  • PACE -- Plankton, Aerosol, Cloud, ocean Ecosystem
    2016.08.11
    The Plankton, Aerosol, Cloud, ocean Ecosystem (PACE) mission will deliver the most comprehensive look at global ocean color measurements in NASA's history. Not only will PACE monitor the health of our ocean, its science data will expand atmospheric studies by sensing our skies over an exceptionally broad spectrum of wavelengths. A strategic climate continuity mission in support of NASA's Plan for a Climate-Centric Architecture for Earth Observations and Applications from Space (2010), PACE wil monitor aerosol particles, clouds, and many factors related to the marine carbon cycle including the phytoplankton pigment, chlorophyll. Moreover, PACE applications will help with many of our most pressing environmental issues such as harmful algal bloom and air quality forecasts.
  • PACE -- Skies, Oceans, Life
    2018.05.31
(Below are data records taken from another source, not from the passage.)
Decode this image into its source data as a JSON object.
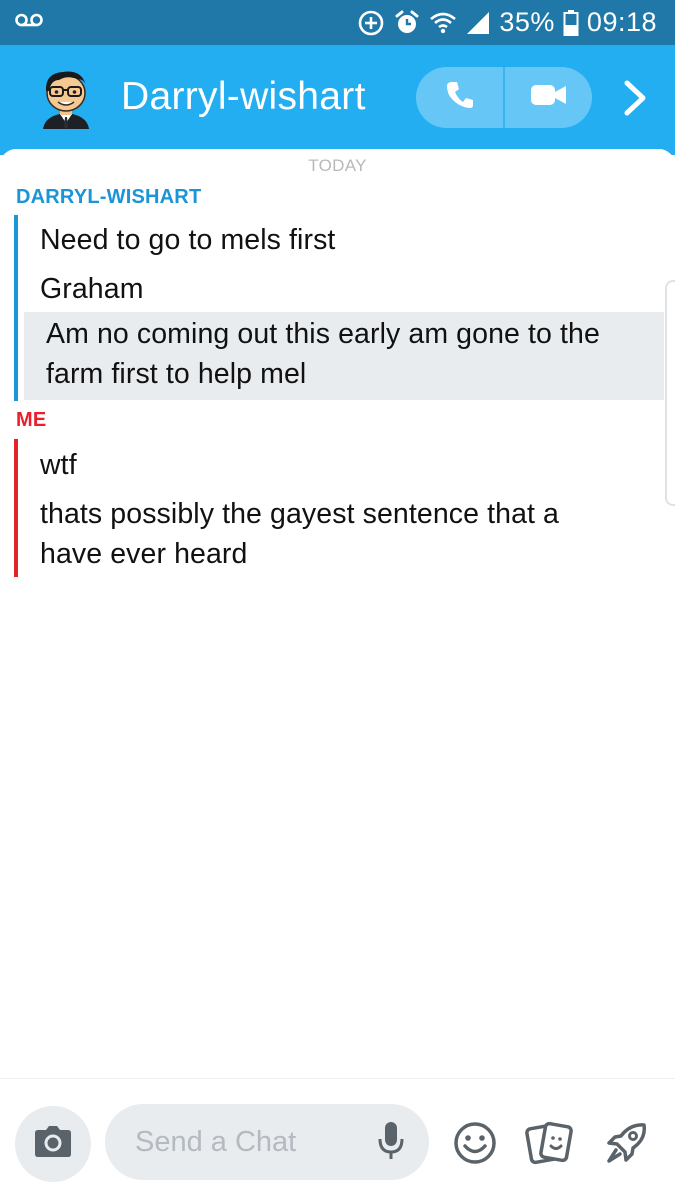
{
  "status_bar": {
    "battery": "35%",
    "time": "09:18",
    "icons": [
      "voicemail-icon",
      "data-saver-icon",
      "alarm-icon",
      "wifi-icon",
      "signal-icon",
      "battery-icon"
    ]
  },
  "header": {
    "contact_name": "Darryl-wishart",
    "icons": [
      "bitmoji-avatar",
      "phone-icon",
      "video-camera-icon",
      "chevron-right-icon"
    ]
  },
  "conversation": {
    "day_label": "TODAY",
    "groups": [
      {
        "sender": "DARRYL-WISHART",
        "color": "#1a95d7",
        "messages": [
          "Need to go to mels first",
          "Graham",
          "Am no coming out this early am gone to the farm first to help mel"
        ]
      },
      {
        "sender": "ME",
        "color": "#ea1e2c",
        "messages": [
          "wtf",
          "thats possibly the gayest sentence that a have ever heard"
        ]
      }
    ]
  },
  "composer": {
    "placeholder": "Send a Chat",
    "value": "",
    "icons": [
      "camera-icon",
      "microphone-icon",
      "smiley-icon",
      "stickers-icon",
      "rocket-icon"
    ]
  },
  "colors": {
    "status_bar": "#1f78a7",
    "header": "#24aef2",
    "call_pill": "#66c7f6",
    "them_accent": "#1a95d7",
    "me_accent": "#ea1e2c",
    "highlight_bg": "#e9ecef"
  }
}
    PACE stands for "Plankton, Aerosol, Cloud, ocean Ecosystem". PACE's advanced technologies will provide unprecedented insight into Earth's ocean and atmosphere, which impact our everyday lives by regulating climate and making our planet habitable. Our oceans teem with life, supporting many of Earth's economies. New discoveries in Earth's living ocean will be revealed with PACE's global observations, such as the diversity of organisms fueling marine food webs and how ecosystems respond to environmental change. PACE will observe our atmosphere to study clouds along with the tiny airborne particles known as aerosols. Looking at the ocean, clouds, and aerosols together will improve our knowledge of the roles each plays in our changing planet. PACE's data will reveal interactions between the ocean and atmosphere, including how they exchange carbon dioxide and how atmospheric aerosols might fuel phytoplankton growth in the surface ocean. Novel uses of PACE data – from identifying the extent and duration of harmful algal blooms to improving our understanding of air quality – will result in direct economic and societal benefits. By extending and expanding NASA's long record of satellite observations of our living planet, we will take Earth's pulse in new ways for decades to come. The videos presented here show four specific themes that the mission will study. There are two versions of each video, one with the PACE logo and mission name in the narration, one that's simply branded with the NASA "meatball" logo and a larger "earth science" message in the narration.
  • Jeremy Werdell: Carbon and Climate Soundbite
    2015.11.20
    Jeremy Werdell is studying how microscopic plankton in the oceans are responding to our changing climate. As a scientist at NASA’s Goddard Space Flight Center, he knows that Earth's oceans and land cover have been doing us a favor. As people burn fossil fuels and clear forests, only half of the carbon dioxide released stays in the atmosphere, warming and altering Earth’s climate. The other half is removed from the air by the planet’s vegetation ecosystems and oceans. But Jeremy and other scientists are still trying to answer important questions about how carbon dioxide emissions get absorbed by the land and the ocean — and how this could change in the future. Later this month, the United Nations climate meeting in Paris (Conference of Parties, aka COP-21) will focus on setting limits on future levels of human-produced carbon emissions.